Recycling A to Z - Batteries (household)

Record details


Batteries (household)

Can it be recycled or disposed of at the kerbside?

Yes - You can recycle this item on your bin lid (more information below)

Options for reuse, repair, recycling and disposal

We offer a kerbside collection for most household batteries. They can be recycled by placing them in a carrier bag on top of your blue, green or brown bin lid on collection day. Please do not tie the bag to your bin.

If you do not have a wheelie bin, please place batteries in a plastic bag next to your sacks.

Batteries need to be presented separately from small electrical items (if you are putting small electrical items and batteries out for collection on the same day, please use a separate bag).

If you use a bin store with shared bins, please recycle your batteries using collection points only. Many supermarkets offer battery collection points. Check with your local store to see what battery recycling facilities they have.

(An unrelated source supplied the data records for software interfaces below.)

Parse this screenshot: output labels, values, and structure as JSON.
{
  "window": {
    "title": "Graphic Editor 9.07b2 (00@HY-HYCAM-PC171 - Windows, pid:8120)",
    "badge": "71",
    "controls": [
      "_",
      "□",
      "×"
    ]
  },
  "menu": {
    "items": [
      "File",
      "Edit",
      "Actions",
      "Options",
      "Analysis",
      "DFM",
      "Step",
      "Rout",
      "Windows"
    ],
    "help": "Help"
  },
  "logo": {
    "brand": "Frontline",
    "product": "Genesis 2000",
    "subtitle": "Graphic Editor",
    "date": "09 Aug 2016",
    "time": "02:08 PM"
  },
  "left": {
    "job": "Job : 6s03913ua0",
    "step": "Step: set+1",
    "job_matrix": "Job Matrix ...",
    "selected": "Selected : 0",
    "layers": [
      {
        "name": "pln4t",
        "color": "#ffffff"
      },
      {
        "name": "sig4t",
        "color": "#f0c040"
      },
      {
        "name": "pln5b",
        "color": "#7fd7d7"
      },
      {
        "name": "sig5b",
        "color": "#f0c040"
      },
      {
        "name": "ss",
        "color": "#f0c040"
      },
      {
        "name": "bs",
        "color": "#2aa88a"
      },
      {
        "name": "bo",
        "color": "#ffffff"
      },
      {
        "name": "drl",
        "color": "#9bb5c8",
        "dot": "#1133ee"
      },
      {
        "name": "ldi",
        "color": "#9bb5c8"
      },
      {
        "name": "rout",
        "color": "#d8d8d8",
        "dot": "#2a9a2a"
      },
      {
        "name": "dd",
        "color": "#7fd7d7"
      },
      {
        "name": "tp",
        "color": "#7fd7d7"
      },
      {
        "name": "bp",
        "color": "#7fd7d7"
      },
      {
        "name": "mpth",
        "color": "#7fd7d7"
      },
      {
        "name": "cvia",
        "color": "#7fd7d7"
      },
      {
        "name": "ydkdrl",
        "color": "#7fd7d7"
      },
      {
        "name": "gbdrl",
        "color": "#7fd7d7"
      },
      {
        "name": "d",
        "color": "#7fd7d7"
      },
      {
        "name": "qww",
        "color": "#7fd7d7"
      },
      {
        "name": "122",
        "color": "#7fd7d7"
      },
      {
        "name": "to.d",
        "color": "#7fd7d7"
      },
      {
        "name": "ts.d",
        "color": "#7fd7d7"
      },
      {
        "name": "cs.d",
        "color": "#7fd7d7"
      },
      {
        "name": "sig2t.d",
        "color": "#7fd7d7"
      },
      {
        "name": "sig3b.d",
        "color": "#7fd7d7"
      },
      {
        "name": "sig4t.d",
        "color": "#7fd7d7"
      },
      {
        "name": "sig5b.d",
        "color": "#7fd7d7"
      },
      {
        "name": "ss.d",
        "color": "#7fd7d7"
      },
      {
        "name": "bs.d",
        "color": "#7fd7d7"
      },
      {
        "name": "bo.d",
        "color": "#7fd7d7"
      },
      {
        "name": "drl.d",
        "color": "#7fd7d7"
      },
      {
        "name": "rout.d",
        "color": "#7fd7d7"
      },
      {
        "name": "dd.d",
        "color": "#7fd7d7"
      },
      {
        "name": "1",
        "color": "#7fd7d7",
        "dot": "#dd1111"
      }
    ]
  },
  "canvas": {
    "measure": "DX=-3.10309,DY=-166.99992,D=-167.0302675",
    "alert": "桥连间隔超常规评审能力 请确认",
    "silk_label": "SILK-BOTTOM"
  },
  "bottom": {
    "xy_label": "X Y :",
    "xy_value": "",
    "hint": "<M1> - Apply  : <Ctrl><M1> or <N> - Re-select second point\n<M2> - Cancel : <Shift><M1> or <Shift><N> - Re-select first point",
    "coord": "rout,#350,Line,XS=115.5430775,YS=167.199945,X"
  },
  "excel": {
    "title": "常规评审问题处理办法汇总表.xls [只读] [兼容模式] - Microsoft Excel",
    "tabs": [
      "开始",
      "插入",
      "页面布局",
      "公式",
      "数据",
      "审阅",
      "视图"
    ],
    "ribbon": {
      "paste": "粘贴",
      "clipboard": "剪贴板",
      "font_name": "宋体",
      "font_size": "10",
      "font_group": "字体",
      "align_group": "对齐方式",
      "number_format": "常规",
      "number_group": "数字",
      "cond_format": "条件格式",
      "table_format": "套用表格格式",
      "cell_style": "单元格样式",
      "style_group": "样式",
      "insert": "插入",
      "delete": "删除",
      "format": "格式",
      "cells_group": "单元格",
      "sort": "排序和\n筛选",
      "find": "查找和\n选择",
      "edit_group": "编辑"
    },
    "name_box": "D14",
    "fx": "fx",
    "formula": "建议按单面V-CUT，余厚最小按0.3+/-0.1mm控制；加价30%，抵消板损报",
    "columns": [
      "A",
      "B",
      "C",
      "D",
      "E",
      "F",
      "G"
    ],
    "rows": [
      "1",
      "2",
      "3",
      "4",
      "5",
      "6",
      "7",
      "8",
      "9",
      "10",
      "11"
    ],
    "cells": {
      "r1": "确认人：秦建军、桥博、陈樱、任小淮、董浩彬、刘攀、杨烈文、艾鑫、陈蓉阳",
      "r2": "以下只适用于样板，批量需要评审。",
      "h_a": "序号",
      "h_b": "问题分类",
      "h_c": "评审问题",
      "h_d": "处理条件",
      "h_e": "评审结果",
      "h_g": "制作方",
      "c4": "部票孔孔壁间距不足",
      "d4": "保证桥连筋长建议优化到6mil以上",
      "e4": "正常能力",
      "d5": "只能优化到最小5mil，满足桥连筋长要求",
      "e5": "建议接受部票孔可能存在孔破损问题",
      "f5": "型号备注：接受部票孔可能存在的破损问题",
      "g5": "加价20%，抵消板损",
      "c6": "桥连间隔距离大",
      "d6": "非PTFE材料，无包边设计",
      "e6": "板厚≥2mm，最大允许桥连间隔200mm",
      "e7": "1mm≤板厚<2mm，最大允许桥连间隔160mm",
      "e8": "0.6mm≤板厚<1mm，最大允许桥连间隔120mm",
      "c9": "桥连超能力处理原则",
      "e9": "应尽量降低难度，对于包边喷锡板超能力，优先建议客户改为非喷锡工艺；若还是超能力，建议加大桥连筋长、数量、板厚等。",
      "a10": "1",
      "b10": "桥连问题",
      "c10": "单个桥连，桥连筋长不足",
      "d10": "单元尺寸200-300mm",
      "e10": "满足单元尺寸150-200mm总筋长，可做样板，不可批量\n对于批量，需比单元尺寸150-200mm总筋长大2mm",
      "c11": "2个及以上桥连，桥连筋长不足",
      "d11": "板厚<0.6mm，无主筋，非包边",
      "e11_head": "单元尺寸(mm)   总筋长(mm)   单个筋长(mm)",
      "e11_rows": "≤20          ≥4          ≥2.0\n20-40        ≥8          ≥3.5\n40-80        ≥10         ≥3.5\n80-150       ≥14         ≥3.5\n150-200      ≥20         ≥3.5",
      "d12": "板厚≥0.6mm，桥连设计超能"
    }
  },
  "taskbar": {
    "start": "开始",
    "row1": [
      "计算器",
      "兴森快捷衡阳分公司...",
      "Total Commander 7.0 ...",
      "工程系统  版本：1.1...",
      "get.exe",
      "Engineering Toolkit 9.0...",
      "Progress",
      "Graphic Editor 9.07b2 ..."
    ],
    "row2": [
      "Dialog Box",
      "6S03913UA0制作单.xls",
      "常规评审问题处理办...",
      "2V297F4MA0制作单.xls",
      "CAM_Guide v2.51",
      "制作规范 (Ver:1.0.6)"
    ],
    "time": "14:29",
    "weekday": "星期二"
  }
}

Batteries we collect at the kerbside:

  • 6V
  • 9V
  • AA
  • AAA
  • Button
  • C
  • D
  • Laptop, mobile phone and lithium batteries

Please ensure that all lithium and button cell batteries have their terminals taped over.

Batteries that can be recycled

Batteries that cannot be recycled at the kerbside

We are unable to accept batteries with trailing wires, car or other industrial batteries though the kerbside collection scheme. These types of batteries should be taken to Redbridge Household Waste Recycling Centre.

Where does it end up?

Batteries are made from many different materials including lithium-ion (used in laptop batteries), zinc (used in AA batteries) and nickel cadmium (used in power tool batteries); all are recycled into their component parts.

The recovered materials can be used to manufacture new batteries and electronics; they can also be used in the steel industry and even in paint production.